Nearly two years into my service, I suffered a physical injury during a fire drill while performing a training exercise while out to sea, where I ripped the tendons inside my right wrist. I cried in pain after more than a week taking pain medication to no avail, but a Navy doctor assigned to my ship would not fly me out to a hospital and offered little more than a scoff at my circumstances.
“This is the reason why I never agreed with having females in the military. Y’all cry too much!” 他说.
Those are words I will never forget.
十二年后, and after receiving surgery on my wrist and arm to repair severe nerve and tendon damage, I continue to face physical complications as a result of the negligence and sexism of that Navy doctor. 十二年后, the mental toll remains, 以及.
Yet my story — from the daily degradation to the medical sexism that’s left a lasting mark even today — is but a single example of the blatant sexism occurring too often in our armed forces today. I am just one of thousands of women who face or have faced this kind of adversity in our ranks. While it’s embarrassing that I need to say it, it should be understood that sexism doesn’t just tear at women looking to serve their country with honor and dignity, it harms the mission of our armed forces.
Women who serve face high rates of sexual harassment and assault and gender discrimination
, and often have fewer promotional opportunities than men as we battle harmful stereotypes that deem us as weaker or less capable than our male counterparts
. For women of color
, racism adds to the assault on our service and our being
And the struggle women in uniform face don’t end at the conclusion of active duty
. Women receive less support in the transition back to civilian life than men
, leading to higher rates of homelessness post-duty
. 根据一个 2017 报告
, service women who have experienced sexual violence are nine times more likely to develop Post-Traumatic Stress Disorder
(创伤后应激障碍) than civilians
, and their chances of being homeless are four times greater
It’s important to recognize the systemic affronts to basic human decency women may face
, as well as the need for systemic change to the largest employer in the world
It’s reassuring to know that Secretary of Defense Lloyd Austin is taking the first steps our women
, our armed services and our country need
. 他有 promised to examine the epidemic of sexual assault and discrimination in America’s military
. Now it’s time to hold him and the entire Department of Defense accountable to that promise
, for the sake of the lives and livelihoods of women who serve everywhere
. It’s also important to consider the firm steps toward justice that can be taken right away
第一, we must reform the current Navy’s Sexual Assault Prevention and Response Program
) and similar programs in other branches of the military
. During orientation sessions
, SAPR informs service members of their rights and responsibilities when it comes to sexual harassment and sexual assault
. As anyone can tell from the Pentagon’s latest report
, rates of sexual harassment and assault in the military continue to rise
, and the SAPR and this orientation aren’t nearly enough
. A reformed SAPR orientation must address gender-based discrimination
, emphasize the commitment to taking reports of discrimination and harassment seriously
, continue to encourage service members to come forward and report and focus more clearly on prevention
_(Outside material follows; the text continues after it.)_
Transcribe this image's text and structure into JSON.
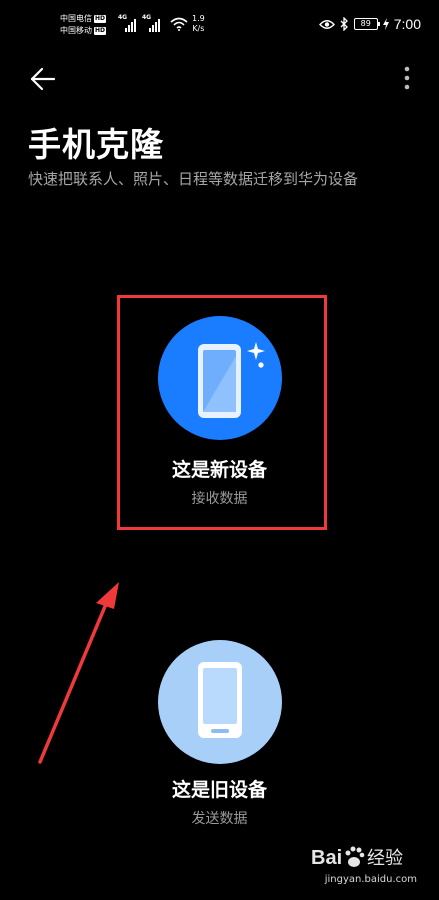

Service members — enlisted and officers — must know what they can do to dismantle the culture and system that enables assault and harassment, and potential bad actors must know the consequences that would follow if they harm their fellow sailor, 士兵, airman or marine.
第二, it’s time to shift the focus of the SAPR Victim Advocate Program to recruit and train a dedicated team of service member advocates — who themselves have personally experienced these issues — to provide a safe haven for service members to come forward and seek solutions together. The SAPR Victim Advocate Program as it stands is problematic: some of the people currently serving in these roles are perpetrators themselves and others re-victimize service members who decide to come forward.
, Secretary Austin should strongly support Congress passing the I am Vanessa Guillén Act of 2020
, named after a soldier stationed at Fort Hood who was brutally killed last summer at a base with a command climate that Ryan D
. 麦卡锡, the secretary of the Army
“permissive of sexual harassment and sexual assault.
” The bill details strict policy changes that would encourage victims to come forward by changing how sexual harassment and sexual assault cases are reported
, investigated and how offenders are punished
. If we have a true zero-tolerance towards gender discrimination and sexual harassment to include demotion and dishonorable separation
, this will create a precedent for others to think twice before engaging in these or worse behaviors
Women have served their country for generations in some way or another, and there’s no better time to honor that service with a true commitment to healing and recognition of their sacrifices. For the sake of dignity, respect and our country’s cause of freedom and justice everywhere, let’s give women service members and veterans the support they deserve.